The problem
Return the listing in full and exactly, but without a single picture.

◆ ◆ ◆ ◆ ◆ ◆ ◆

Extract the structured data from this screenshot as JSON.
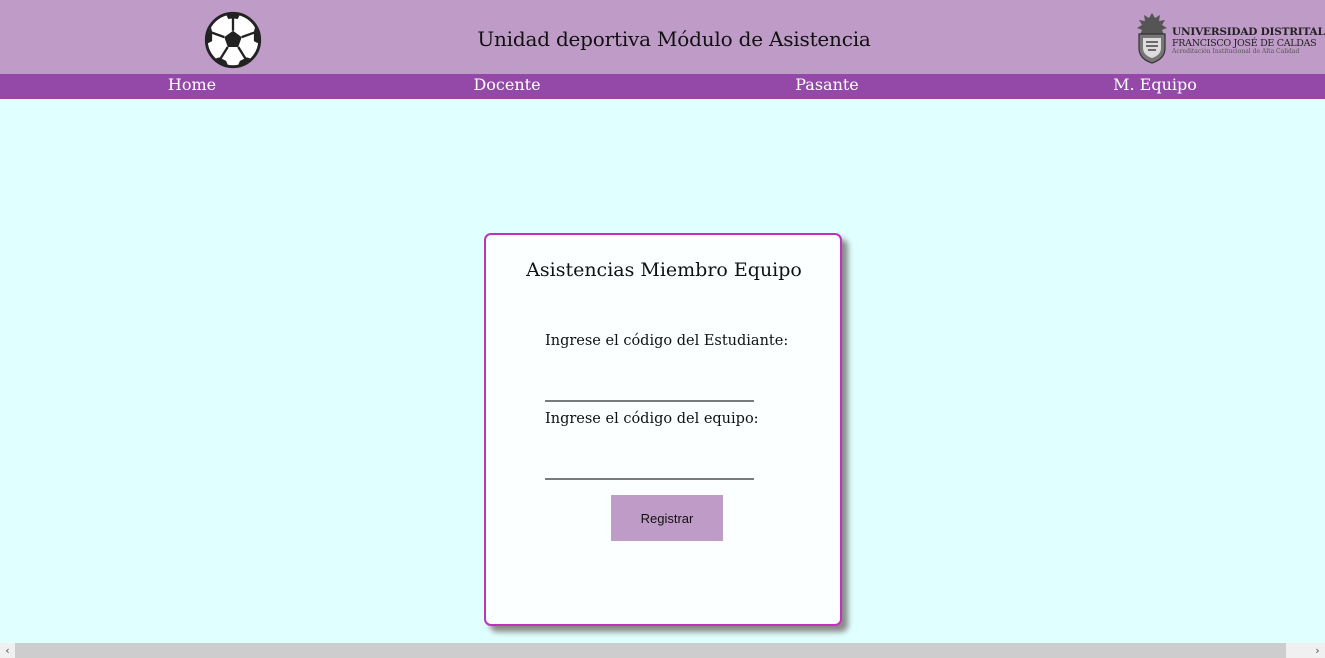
{
  "header": {
    "title": "Unidad deportiva Módulo de Asistencia",
    "ball_icon": "soccer-ball-icon",
    "logo": {
      "line1": "UNIVERSIDAD DISTRITAL",
      "line2": "FRANCISCO JOSÉ DE CALDAS",
      "line3": "Acreditación Institucional de Alta Calidad"
    },
    "background": "#bf9bc7"
  },
  "nav": {
    "background": "#9449a8",
    "items": [
      {
        "label": "Home"
      },
      {
        "label": "Docente"
      },
      {
        "label": "Pasante"
      },
      {
        "label": "M. Equipo"
      }
    ]
  },
  "form": {
    "title": "Asistencias Miembro Equipo",
    "student_code_label": "Ingrese el código del Estudiante:",
    "student_code_value": "",
    "team_code_label": "Ingrese el código del equipo:",
    "team_code_value": "",
    "submit_label": "Registrar",
    "border_color": "#c032bc",
    "button_color": "#bf9bc7"
  },
  "page": {
    "background": "#e0ffff"
  },
  "scrollbar": {
    "left_icon": "chevron-left-icon",
    "right_icon": "chevron-right-icon"
  }
}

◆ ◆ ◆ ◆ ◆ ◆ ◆

Exercise output
Extract the structured data from this screenshot as JSON.
{
  "header": {
    "title": "Unidad deportiva Módulo de Asistencia",
    "ball_icon": "soccer-ball-icon",
    "logo": {
      "line1": "UNIVERSIDAD DISTRITAL",
      "line2": "FRANCISCO JOSÉ DE CALDAS",
      "line3": "Acreditación Institucional de Alta Calidad"
    },
    "background": "#bf9bc7"
  },
  "nav": {
    "background": "#9449a8",
    "items": [
      {
        "label": "Home"
      },
      {
        "label": "Docente"
      },
      {
        "label": "Pasante"
      },
      {
        "label": "M. Equipo"
      }
    ]
  },
  "form": {
    "title": "Asistencias Miembro Equipo",
    "student_code_label": "Ingrese el código del Estudiante:",
    "student_code_value": "",
    "team_code_label": "Ingrese el código del equipo:",
    "team_code_value": "",
    "submit_label": "Registrar",
    "border_color": "#c032bc",
    "button_color": "#bf9bc7"
  },
  "page": {
    "background": "#e0ffff"
  },
  "scrollbar": {
    "left_icon": "chevron-left-icon",
    "right_icon": "chevron-right-icon"
  }
}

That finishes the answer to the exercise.